BEGIN Provided entries
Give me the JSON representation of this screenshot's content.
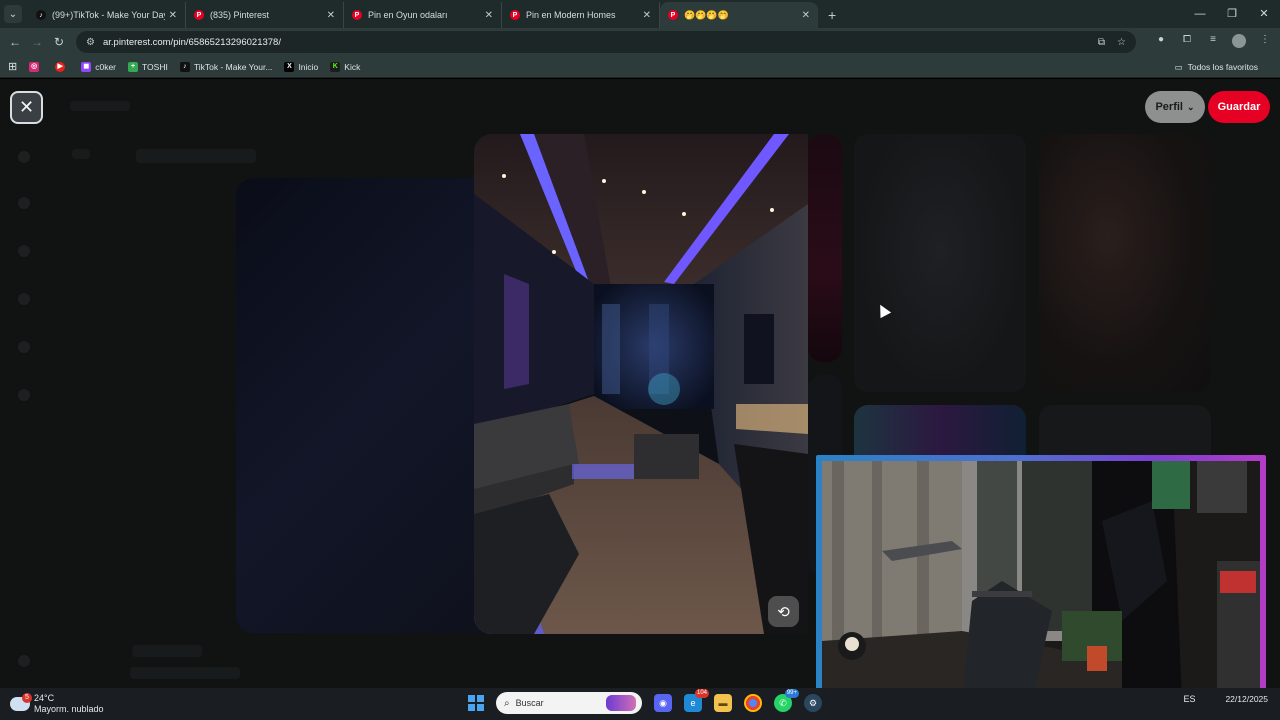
{
  "browser": {
    "tabs": [
      {
        "title": "(99+)TikTok - Make Your Day",
        "favicon": "tiktok-icon",
        "active": false
      },
      {
        "title": "(835) Pinterest",
        "favicon": "pinterest-icon",
        "active": false
      },
      {
        "title": "Pin en Oyun odaları",
        "favicon": "pinterest-icon",
        "active": false
      },
      {
        "title": "Pin en Modern Homes",
        "favicon": "pinterest-icon",
        "active": false
      },
      {
        "title": "🤭🤭🤭🤭",
        "favicon": "pinterest-icon",
        "active": true
      }
    ],
    "new_tab": "+",
    "url": "ar.pinterest.com/pin/658652132960213​78/",
    "bookmarks": [
      {
        "label": "",
        "icon": "instagram-icon",
        "color": "#d62976"
      },
      {
        "label": "",
        "icon": "youtube-icon",
        "color": "#e62117"
      },
      {
        "label": "c0ker",
        "icon": "twitch-icon",
        "color": "#9146ff"
      },
      {
        "label": "TOSHI",
        "icon": "toshi-icon",
        "color": "#35a852"
      },
      {
        "label": "TikTok - Make Your...",
        "icon": "tiktok-icon",
        "color": "#111111"
      },
      {
        "label": "Inicio",
        "icon": "x-icon",
        "color": "#000000"
      },
      {
        "label": "Kick",
        "icon": "kick-icon",
        "color": "#53fc18"
      }
    ],
    "all_bookmarks": "Todos los favoritos"
  },
  "pin": {
    "profile_label": "Perfil",
    "save_label": "Guardar"
  },
  "taskbar": {
    "weather": {
      "temp": "24°C",
      "desc": "Mayorm. nublado",
      "badge": "5"
    },
    "search_placeholder": "Buscar",
    "badges": {
      "edge": "104",
      "whatsapp": "99+"
    },
    "lang": "ES",
    "date": "22/12/2025"
  },
  "colors": {
    "accent_red": "#e60023",
    "chrome_bg": "#2d3b3b"
  }
}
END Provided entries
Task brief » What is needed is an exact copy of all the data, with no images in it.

Written answer »
Give me the JSON representation of this screenshot's content.
{
  "browser": {
    "tabs": [
      {
        "title": "(99+)TikTok - Make Your Day",
        "favicon": "tiktok-icon",
        "active": false
      },
      {
        "title": "(835) Pinterest",
        "favicon": "pinterest-icon",
        "active": false
      },
      {
        "title": "Pin en Oyun odaları",
        "favicon": "pinterest-icon",
        "active": false
      },
      {
        "title": "Pin en Modern Homes",
        "favicon": "pinterest-icon",
        "active": false
      },
      {
        "title": "🤭🤭🤭🤭",
        "favicon": "pinterest-icon",
        "active": true
      }
    ],
    "new_tab": "+",
    "url": "ar.pinterest.com/pin/658652132960213​78/",
    "bookmarks": [
      {
        "label": "",
        "icon": "instagram-icon",
        "color": "#d62976"
      },
      {
        "label": "",
        "icon": "youtube-icon",
        "color": "#e62117"
      },
      {
        "label": "c0ker",
        "icon": "twitch-icon",
        "color": "#9146ff"
      },
      {
        "label": "TOSHI",
        "icon": "toshi-icon",
        "color": "#35a852"
      },
      {
        "label": "TikTok - Make Your...",
        "icon": "tiktok-icon",
        "color": "#111111"
      },
      {
        "label": "Inicio",
        "icon": "x-icon",
        "color": "#000000"
      },
      {
        "label": "Kick",
        "icon": "kick-icon",
        "color": "#53fc18"
      }
    ],
    "all_bookmarks": "Todos los favoritos"
  },
  "pin": {
    "profile_label": "Perfil",
    "save_label": "Guardar"
  },
  "taskbar": {
    "weather": {
      "temp": "24°C",
      "desc": "Mayorm. nublado",
      "badge": "5"
    },
    "search_placeholder": "Buscar",
    "badges": {
      "edge": "104",
      "whatsapp": "99+"
    },
    "lang": "ES",
    "date": "22/12/2025"
  },
  "colors": {
    "accent_red": "#e60023",
    "chrome_bg": "#2d3b3b"
  }
}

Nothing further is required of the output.